Exercise goal: Could you write out every record below exactly, leaving out any pictures?

[Data records for software interfaces]
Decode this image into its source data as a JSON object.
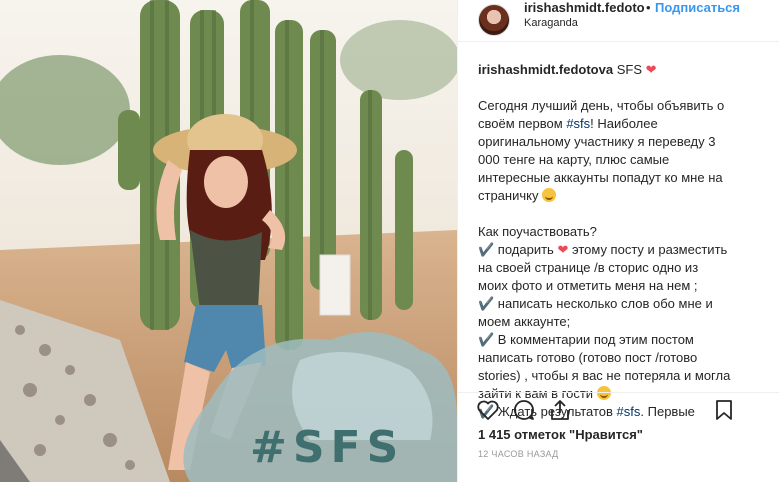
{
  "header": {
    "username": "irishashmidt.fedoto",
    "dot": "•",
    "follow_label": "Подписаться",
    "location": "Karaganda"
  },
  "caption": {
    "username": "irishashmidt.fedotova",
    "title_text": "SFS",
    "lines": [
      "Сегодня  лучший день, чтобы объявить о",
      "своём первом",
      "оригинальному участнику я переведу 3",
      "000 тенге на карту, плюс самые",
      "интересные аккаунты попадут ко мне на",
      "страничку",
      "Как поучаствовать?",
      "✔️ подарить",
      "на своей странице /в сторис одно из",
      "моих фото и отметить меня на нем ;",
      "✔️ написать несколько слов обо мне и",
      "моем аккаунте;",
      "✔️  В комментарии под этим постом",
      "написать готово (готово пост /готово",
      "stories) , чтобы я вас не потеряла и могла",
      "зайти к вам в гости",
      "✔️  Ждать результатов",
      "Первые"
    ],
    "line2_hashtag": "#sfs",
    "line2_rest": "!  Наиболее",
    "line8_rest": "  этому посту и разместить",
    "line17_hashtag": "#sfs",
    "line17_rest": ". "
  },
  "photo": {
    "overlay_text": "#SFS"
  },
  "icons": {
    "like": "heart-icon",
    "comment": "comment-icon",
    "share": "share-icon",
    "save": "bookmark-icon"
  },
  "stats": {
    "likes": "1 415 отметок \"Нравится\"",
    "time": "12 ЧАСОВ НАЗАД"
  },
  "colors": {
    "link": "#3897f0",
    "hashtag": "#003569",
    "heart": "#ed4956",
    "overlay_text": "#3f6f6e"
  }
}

Response to the exercise:
Decode this image into its source data as a JSON object.
{
  "header": {
    "username": "irishashmidt.fedoto",
    "dot": "•",
    "follow_label": "Подписаться",
    "location": "Karaganda"
  },
  "caption": {
    "username": "irishashmidt.fedotova",
    "title_text": "SFS",
    "lines": [
      "Сегодня  лучший день, чтобы объявить о",
      "своём первом",
      "оригинальному участнику я переведу 3",
      "000 тенге на карту, плюс самые",
      "интересные аккаунты попадут ко мне на",
      "страничку",
      "Как поучаствовать?",
      "✔️ подарить",
      "на своей странице /в сторис одно из",
      "моих фото и отметить меня на нем ;",
      "✔️ написать несколько слов обо мне и",
      "моем аккаунте;",
      "✔️  В комментарии под этим постом",
      "написать готово (готово пост /готово",
      "stories) , чтобы я вас не потеряла и могла",
      "зайти к вам в гости",
      "✔️  Ждать результатов",
      "Первые"
    ],
    "line2_hashtag": "#sfs",
    "line2_rest": "!  Наиболее",
    "line8_rest": "  этому посту и разместить",
    "line17_hashtag": "#sfs",
    "line17_rest": ". "
  },
  "photo": {
    "overlay_text": "#SFS"
  },
  "icons": {
    "like": "heart-icon",
    "comment": "comment-icon",
    "share": "share-icon",
    "save": "bookmark-icon"
  },
  "stats": {
    "likes": "1 415 отметок \"Нравится\"",
    "time": "12 ЧАСОВ НАЗАД"
  },
  "colors": {
    "link": "#3897f0",
    "hashtag": "#003569",
    "heart": "#ed4956",
    "overlay_text": "#3f6f6e"
  }
}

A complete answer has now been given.